>>>

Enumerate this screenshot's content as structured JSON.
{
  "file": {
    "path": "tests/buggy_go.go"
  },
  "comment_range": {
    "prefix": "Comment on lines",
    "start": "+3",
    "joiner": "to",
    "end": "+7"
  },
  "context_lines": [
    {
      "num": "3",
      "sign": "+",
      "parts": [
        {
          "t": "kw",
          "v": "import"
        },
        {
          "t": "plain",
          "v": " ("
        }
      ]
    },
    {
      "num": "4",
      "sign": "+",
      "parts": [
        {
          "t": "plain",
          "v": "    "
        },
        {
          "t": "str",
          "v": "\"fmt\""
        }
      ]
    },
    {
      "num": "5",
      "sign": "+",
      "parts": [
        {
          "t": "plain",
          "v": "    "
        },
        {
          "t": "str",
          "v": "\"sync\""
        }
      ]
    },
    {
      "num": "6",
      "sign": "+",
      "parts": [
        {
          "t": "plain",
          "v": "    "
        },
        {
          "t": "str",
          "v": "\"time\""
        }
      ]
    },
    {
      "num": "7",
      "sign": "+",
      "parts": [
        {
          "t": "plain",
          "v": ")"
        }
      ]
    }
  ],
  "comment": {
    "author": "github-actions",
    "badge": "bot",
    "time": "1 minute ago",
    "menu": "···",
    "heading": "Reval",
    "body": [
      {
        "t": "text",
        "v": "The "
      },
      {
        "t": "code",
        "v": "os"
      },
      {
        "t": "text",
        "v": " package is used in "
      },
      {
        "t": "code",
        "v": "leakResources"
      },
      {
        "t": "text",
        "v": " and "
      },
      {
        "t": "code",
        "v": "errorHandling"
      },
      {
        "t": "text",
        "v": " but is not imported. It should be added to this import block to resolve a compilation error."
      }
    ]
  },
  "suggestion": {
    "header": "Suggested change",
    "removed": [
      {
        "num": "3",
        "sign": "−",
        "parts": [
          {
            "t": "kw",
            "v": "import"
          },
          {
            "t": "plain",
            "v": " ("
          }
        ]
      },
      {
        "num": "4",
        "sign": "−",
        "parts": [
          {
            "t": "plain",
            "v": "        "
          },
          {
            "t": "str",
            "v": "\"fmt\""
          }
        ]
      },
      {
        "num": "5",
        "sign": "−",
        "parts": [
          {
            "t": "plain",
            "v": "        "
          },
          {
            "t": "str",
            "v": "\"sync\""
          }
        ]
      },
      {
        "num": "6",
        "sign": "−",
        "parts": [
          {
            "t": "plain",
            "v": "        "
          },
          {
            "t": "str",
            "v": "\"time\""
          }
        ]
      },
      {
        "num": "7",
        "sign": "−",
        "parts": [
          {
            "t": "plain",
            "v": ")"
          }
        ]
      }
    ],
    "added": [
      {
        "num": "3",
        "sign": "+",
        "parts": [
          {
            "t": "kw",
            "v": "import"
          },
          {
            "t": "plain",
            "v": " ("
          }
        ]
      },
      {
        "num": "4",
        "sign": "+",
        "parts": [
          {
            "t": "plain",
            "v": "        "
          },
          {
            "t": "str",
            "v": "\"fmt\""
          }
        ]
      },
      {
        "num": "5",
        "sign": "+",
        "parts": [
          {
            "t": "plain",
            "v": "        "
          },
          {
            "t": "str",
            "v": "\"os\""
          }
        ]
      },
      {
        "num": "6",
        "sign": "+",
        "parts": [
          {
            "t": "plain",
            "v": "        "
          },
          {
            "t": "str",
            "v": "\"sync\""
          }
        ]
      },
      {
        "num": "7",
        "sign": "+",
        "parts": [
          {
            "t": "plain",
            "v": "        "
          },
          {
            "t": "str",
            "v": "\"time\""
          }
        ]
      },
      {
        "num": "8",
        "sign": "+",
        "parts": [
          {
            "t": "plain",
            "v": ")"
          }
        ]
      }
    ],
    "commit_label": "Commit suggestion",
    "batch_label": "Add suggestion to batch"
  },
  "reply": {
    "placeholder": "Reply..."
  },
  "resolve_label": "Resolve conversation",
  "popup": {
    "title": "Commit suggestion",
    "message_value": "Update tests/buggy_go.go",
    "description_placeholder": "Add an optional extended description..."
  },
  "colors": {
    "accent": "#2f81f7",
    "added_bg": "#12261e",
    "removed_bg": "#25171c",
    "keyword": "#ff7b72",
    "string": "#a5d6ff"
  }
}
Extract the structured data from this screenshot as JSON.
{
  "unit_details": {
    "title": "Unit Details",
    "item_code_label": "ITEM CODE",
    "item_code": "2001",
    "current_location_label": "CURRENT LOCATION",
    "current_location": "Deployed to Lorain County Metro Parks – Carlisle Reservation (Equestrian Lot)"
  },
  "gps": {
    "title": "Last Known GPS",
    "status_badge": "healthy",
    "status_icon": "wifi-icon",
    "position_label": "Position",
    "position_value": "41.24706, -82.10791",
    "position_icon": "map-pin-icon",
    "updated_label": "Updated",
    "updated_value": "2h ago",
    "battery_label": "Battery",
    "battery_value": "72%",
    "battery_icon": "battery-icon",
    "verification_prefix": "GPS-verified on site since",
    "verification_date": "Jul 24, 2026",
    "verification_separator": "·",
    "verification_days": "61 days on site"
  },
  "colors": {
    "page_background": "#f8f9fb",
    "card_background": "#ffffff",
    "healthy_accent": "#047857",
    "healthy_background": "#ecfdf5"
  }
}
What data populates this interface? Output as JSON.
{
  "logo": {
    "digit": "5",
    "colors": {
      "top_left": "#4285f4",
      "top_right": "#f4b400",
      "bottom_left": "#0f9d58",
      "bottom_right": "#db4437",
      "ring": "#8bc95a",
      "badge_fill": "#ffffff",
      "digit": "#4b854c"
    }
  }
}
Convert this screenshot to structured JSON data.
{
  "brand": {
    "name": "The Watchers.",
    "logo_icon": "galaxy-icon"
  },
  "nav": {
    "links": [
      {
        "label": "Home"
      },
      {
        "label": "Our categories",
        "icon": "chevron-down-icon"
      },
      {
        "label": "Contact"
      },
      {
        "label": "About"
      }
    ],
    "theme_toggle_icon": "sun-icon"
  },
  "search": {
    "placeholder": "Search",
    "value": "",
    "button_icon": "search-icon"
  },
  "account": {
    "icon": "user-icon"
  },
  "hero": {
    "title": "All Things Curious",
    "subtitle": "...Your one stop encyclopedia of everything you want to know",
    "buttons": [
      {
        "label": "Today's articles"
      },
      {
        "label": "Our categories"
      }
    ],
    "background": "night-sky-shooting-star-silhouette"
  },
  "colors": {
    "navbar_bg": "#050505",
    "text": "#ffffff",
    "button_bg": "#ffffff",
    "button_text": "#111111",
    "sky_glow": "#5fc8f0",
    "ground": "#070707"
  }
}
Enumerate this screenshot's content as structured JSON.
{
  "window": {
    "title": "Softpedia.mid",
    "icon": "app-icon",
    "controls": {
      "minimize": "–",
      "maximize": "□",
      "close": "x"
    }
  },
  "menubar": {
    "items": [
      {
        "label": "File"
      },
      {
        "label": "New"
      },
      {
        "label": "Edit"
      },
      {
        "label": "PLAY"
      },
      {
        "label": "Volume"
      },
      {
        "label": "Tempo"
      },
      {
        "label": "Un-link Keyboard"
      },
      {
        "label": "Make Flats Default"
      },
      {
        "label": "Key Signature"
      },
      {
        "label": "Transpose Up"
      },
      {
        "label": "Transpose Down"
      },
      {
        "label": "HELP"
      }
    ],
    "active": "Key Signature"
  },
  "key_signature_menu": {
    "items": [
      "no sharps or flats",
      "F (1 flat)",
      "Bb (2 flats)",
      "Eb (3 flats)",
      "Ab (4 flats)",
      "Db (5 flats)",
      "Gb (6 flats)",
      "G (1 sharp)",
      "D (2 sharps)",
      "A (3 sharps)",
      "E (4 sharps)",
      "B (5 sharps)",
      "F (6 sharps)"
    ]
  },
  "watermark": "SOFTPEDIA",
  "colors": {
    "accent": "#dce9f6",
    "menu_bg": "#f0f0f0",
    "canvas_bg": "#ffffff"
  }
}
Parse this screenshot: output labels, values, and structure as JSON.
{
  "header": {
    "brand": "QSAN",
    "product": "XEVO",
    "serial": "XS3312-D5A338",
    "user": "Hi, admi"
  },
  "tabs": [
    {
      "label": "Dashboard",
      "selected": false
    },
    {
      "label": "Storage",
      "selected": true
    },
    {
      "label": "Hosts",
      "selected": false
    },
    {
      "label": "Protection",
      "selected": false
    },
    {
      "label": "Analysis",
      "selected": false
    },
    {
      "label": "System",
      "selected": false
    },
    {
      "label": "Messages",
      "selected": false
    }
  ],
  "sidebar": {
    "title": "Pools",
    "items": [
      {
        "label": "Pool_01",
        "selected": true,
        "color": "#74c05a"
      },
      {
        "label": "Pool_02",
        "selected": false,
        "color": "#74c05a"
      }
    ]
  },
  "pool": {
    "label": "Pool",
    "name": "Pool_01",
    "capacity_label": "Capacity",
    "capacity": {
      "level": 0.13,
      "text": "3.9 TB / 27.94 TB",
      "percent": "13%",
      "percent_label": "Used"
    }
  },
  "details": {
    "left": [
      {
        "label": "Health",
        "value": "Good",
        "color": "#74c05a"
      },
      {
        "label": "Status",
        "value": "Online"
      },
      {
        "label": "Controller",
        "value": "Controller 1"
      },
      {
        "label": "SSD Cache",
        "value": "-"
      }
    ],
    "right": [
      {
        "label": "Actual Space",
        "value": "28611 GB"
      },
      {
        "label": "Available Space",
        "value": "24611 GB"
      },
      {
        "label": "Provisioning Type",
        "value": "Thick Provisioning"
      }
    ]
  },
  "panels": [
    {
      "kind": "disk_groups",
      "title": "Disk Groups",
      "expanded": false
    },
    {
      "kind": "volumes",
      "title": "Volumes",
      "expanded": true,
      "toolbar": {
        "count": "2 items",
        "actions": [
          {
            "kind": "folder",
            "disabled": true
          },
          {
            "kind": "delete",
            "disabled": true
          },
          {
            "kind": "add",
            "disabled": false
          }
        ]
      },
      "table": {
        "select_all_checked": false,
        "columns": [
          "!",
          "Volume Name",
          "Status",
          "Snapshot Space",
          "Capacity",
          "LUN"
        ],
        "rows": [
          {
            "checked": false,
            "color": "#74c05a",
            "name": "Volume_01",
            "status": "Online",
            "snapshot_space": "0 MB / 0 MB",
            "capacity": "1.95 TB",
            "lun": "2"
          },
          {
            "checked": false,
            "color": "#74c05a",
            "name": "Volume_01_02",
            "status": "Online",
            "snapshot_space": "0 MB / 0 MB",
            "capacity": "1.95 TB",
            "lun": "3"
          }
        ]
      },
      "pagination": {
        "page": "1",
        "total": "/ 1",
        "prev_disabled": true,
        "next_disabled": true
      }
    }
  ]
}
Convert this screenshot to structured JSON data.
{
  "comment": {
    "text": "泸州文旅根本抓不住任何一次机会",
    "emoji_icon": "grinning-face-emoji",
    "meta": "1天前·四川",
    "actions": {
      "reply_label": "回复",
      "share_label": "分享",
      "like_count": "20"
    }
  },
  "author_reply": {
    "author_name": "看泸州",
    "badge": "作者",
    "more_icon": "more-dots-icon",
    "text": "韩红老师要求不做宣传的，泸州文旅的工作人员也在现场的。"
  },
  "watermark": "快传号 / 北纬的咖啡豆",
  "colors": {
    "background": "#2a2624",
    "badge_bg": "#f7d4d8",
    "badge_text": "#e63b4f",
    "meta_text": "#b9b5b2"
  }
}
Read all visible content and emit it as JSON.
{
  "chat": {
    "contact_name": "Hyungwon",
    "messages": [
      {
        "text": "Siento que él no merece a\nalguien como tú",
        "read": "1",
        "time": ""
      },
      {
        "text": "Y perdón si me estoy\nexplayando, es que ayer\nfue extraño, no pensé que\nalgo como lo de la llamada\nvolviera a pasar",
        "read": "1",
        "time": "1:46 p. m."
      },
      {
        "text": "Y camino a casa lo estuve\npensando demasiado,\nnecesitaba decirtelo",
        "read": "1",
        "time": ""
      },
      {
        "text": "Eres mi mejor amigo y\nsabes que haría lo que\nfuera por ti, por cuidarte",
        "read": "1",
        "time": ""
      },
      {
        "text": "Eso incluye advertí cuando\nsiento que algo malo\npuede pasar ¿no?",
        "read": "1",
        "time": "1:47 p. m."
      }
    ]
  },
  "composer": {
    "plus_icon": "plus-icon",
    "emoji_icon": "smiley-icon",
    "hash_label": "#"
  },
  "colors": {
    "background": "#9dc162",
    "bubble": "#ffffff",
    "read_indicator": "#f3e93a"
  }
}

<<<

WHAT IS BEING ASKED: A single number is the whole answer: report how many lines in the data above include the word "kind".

ANSWER SPACE: 5